Any personal injury case in California is going to deal with the issue of negligence. This guide will help you understand the legal meaning of negligence and how it plays out in California law.
What is Negligence?
California law considers negligence to be the failure to use reasonable care to prevent harm to oneself or to others. For instance, a pedestrian who injures themselves tripping over an unsecured pothole may have a negligence claim against the city.
From state to state, there is basically no variation in the definition of negligence. However, the portioning of the blame between the defendant and the plaintiff varies depending on the details of the case. For example, in the pothole accident above, one state may portion 100% blame to the defendant (the city), while another state may only portion them 50% of the blame.
California negligence laws are examples of”comparative negligence“. This is where the plaintiff and the defendant both share a portion of the blame. The plaintiff can then sue for the percentage of damage caused by the defendant.
“Everyone is responsible, not only for the result of his or her willful acts, but also for an injury occasioned to another by his or her want of ordinary care or skill in the management of his or her property or person, except so far as the latter has, willfully or by want of ordinary care, brought the injury upon himself or herself. The design, distribution, or marketing of firearms and ammunition is not exempt from the duty to use ordinary care and skill that is required by this section. The extent of liability in these cases is defined by the Title on Compensatory Relief.”
In California, the plaintiff can only prove a defendant’s negligence by demonstrating these five elements:
- The defendant had a duty to act or refrain from acting
- The defendant breached their duty (negligence)
- The breach of duty by the defendant was the cause the plaintiff’s injury
- The defendant’s act or failure to act was the proximate cause of the plaintiff’s injury
- The plaintiff did indeed suffer damages as a result of the injury
Duty of Care
In California, citizens owe a “duty of care” to one another in their everyday interactions. What this amounts to is an expectation of safe and responsible behaviour on the part of the general public. Often this duty is written into workplace and road regulations etc. However, sometimes it is not straightforward how far a person’s duty of care extends. In many cases, the duty of care is circumstantial and the court will decide whether it was owed or not. In determining where the duty of care rests, the court considers foreseeability – in other words, would the responsible person have been able to foresee the cause of injury.
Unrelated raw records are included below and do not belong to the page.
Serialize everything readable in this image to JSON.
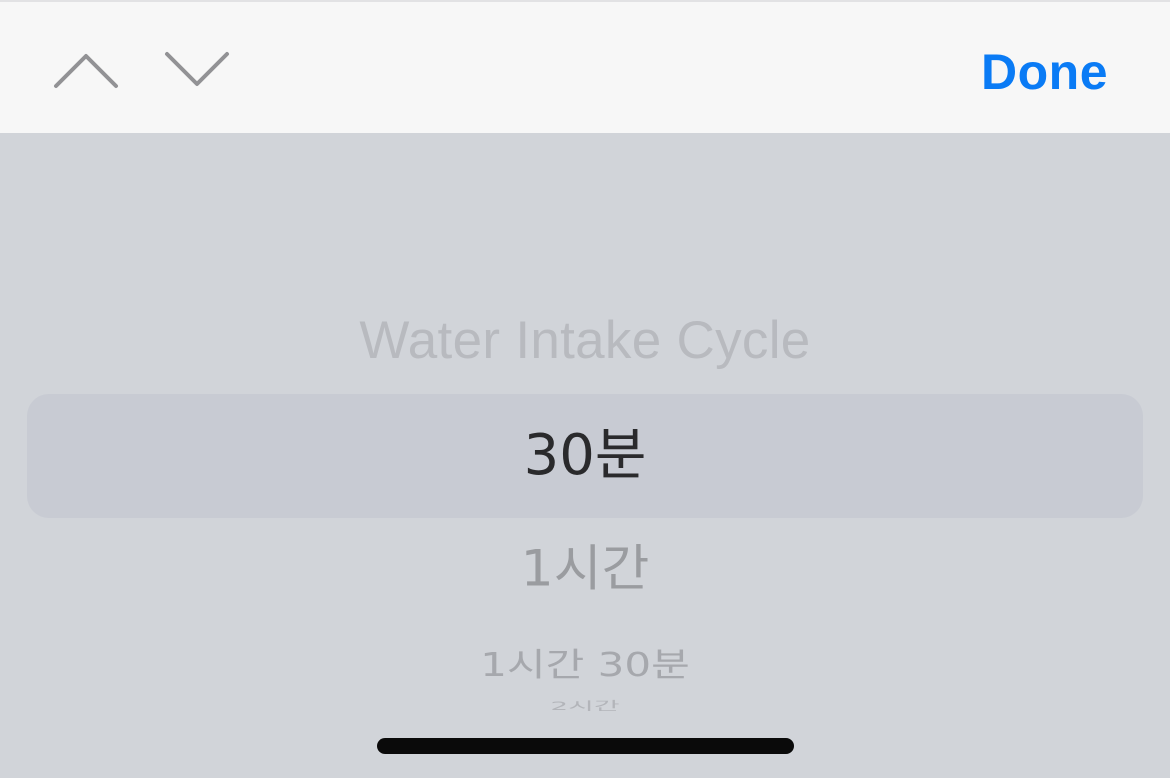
{
  "toolbar": {
    "prev_icon": "chevron-up-icon",
    "next_icon": "chevron-down-icon",
    "done_label": "Done",
    "done_color": "#0a7bf5",
    "icon_color": "#929295"
  },
  "picker": {
    "title": "Water Intake Cycle",
    "selected_index": 0,
    "options": [
      {
        "label": "30분"
      },
      {
        "label": "1시간"
      },
      {
        "label": "1시간 30분"
      },
      {
        "label": "2시간"
      }
    ]
  }
}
Breach of Duty
Following the establishment of duty, a plaintiff must then establish a breach of that duty by the defendant. In other words, they need to prove that the defendant did not uphold their duty. In California, breaches of duty are often established where a defendant violates a statute.
Cause of Injury
The plaintiff must prove that the breach of duty that occurred by the defendant was the very cause of the injuries that they suffered. In California, there are two ways to determine the cause in personal injury cases:
The “but for” test:
Basically, this amounts to the claim that “but for” the actions of the defendant, the accident would not have occurred. The “but for” test applies in cases that involve a single incident causing the injury. Recently, the “but for” test has lost prestige in California Courts.
The substantial factor test:
This test asks whether or not a reasonable person would consider the accident to have contributed to the Plaintiffs injury. If the defendant’s negligence is to be deemed the decisive factor in the injury it cannot be a remote or trivial factor. A defendant may counterclaim that the plaintiff’s injuries were not the result of the injury, but of some other substantial factor such as old age or a previous incident.
The Plaintiff must establish that they were in fact harmed or injured by the accident. As obvious as it may seem it is worth pointing out that injury is a requirement for a personal injury claim. That is to say that an incident or accident alone is not enough to make a compensation claim.
Defences to Negligence
The most common defences to California personal injury claims are:
The defendant rejects the duty of care
Many defendants will make the claim that they did not owe a duty of care to the plaintiff.
The defendant claims the plaintiff was responsible
Defendants will often blame the plaintiff for causing the accident or injury.
Negligence is often a complicated issue to resolve. This introductory guide is to help you gain a better understanding of the legal meaning of negligence. However, there are times when the advice of a legal professional will be necessary.